Indeed, the percentage of U.S. adults who say they feel comfortable dining out has fallen by 9 points since Oct. 30, according to Morning Consult. In other words, January’s sales numbers are likely to be more bleak for restaurateurs.
To make matters worse, if possible, operators are dealing with a material increase in costs across the board. U.S. inflation hit 7% in December (marking the fastest pace since 1982) and that is a gut check for an industry that typically generates tiny 3-to-5% profit margins to begin with. Couple that with the labor inflation necessary to retain enough workers to keep the doors open–84% of all restaurants have raised wages–and we’re finding ourselves in the middle of a malevolent storm.
How do operators weather such an environment? While the big guys add shiny, new labor-saving technology like automation, many moms and pops don’t have a rainy day fund to cover much more than rent. A recent poll from Alignable shows that 66% of restaurant operators need more help from national policymakers to sustain them.
In May 2021, the Restaurant Revitalization Fund provided such a lifeline. However, while that fund was a fine solution on paper after a devastating 2020, it fell well short of the industry’s needs–needs that have become more critical amid Omicron and after Delta. The IRC notes that nearly 200,000 restaurants that applied did not receive an RRF grant in the program’s first (only) round and, in fact, just 101,004 establishments did. For context, there are about 500,000 independent establishments in the U.S.
In early December, when the industry was still reeling the effects of the Delta variant, over 86% of restaurant and bar owners said they will likely close without an RRF grant. With another variant raging, the situation has become more dire.
The IRC has been lobbying for additional RRF grants for months and today made perhaps its strongest case yet with its new survey results. In addition to its December sales numbers, the survey shows that nearly 50% of businesses without federal grants were forced to lay off staff because of a COVID-19-related closure or lack of sales. This is compared to 33% of businesses that received an RRF grant.
Further, the organization notes that 42% of businesses that did not receive grants are in danger of filing or have filed for bankruptcy, compared to just 20% of those who received grants. Nearly 30% of businesses without RRF funding are bracing for an eviction, versus 10% of those that received funding.
“This data makes clear what we’ve been saying all along: independent restaurant and bar owners left out of the Restaurant Revitalization Fund are taking on massive debts, laying off employees, and selling personal assets to stay in operation,” Erika Polmar, executive director of the Independent Restaurant Coalition, said in a statement “The Omicron surge has pushed many restaurants to the brink, especially those still waiting for Restaurant Revitalization Fund grants.
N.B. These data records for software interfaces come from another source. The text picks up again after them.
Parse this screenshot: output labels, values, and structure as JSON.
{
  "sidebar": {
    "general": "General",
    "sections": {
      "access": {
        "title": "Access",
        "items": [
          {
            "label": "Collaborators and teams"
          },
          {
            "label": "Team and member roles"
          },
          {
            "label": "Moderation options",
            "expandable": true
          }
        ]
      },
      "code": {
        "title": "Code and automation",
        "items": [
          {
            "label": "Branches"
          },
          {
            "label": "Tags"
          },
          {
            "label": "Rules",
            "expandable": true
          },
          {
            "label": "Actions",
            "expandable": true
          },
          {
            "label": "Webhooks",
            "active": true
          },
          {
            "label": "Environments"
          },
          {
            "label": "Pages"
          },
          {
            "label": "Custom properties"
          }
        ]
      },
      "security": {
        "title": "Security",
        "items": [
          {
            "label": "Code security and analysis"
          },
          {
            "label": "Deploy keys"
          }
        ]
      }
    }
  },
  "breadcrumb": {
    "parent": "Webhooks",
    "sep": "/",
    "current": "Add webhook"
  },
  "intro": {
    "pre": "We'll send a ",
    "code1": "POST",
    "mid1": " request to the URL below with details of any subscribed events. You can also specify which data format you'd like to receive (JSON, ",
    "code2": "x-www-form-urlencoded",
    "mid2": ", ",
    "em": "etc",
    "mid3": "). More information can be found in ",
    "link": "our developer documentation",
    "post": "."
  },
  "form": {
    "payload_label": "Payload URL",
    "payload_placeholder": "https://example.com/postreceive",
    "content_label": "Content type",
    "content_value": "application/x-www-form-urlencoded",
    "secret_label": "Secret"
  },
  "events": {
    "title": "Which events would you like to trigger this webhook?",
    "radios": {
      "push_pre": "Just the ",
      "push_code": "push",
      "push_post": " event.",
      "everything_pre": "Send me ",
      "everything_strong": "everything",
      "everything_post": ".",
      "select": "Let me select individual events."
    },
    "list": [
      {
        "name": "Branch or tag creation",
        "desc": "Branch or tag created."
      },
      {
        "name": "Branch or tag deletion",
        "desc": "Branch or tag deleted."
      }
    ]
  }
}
These businesses are filing for bankruptcy and receiving eviction notices after crying out for help for nearly two years.”
Last week, the IRC released a letter signed by current and former mayors from 27 cities calling on members of Congress to replenish the RRF. Additionally, nearly 30 winemakers, restaurant suppliers and trade groups, including Toast, Baldor Foods, US FoodsUSFD and DoorDash, have called on Congress to refill the RRF. Thus far, 295 lawmakers in the House of Representatives and 52 members of the Senate have signed onto four pieces of legislation supporting adding money to the RRF.
“Congress and the Biden Administration need to treat this like the crisis that it is and replenish the RRF. The nearly 200,000 restaurants and bars left behind in the first round of funding do not have much time left,” Polmar added.
Where this effort goes from here is anyone’s guess. There have been glimpses of hope; for example the Washington Post’s report last week that lawmakers were in talks about infusing more funds into hard-hit businesses, including restaurants. And there have been reports to the contrary; for example when a senior Biden official recently dismissed the idea of more stimulus packages because the “economy is booming.” The latter message was reiterated by White House press secretary Jen Psaki, who said, “we don’t have any new prediction of new pending requests or specific requests [for relief packages] and wouldn’t predict that at this moment in time.”
So as the restaurant industry and its allies wait for their specific requests to be noticed, the Omicron variant continues to proliferate, eroding consumer confidence about dining out yet again. That confidence will come back–this lingering crisis has created a pendulum swinging between anxiety and pent-up demand–but when it does there may be even fewer restaurants to choose from.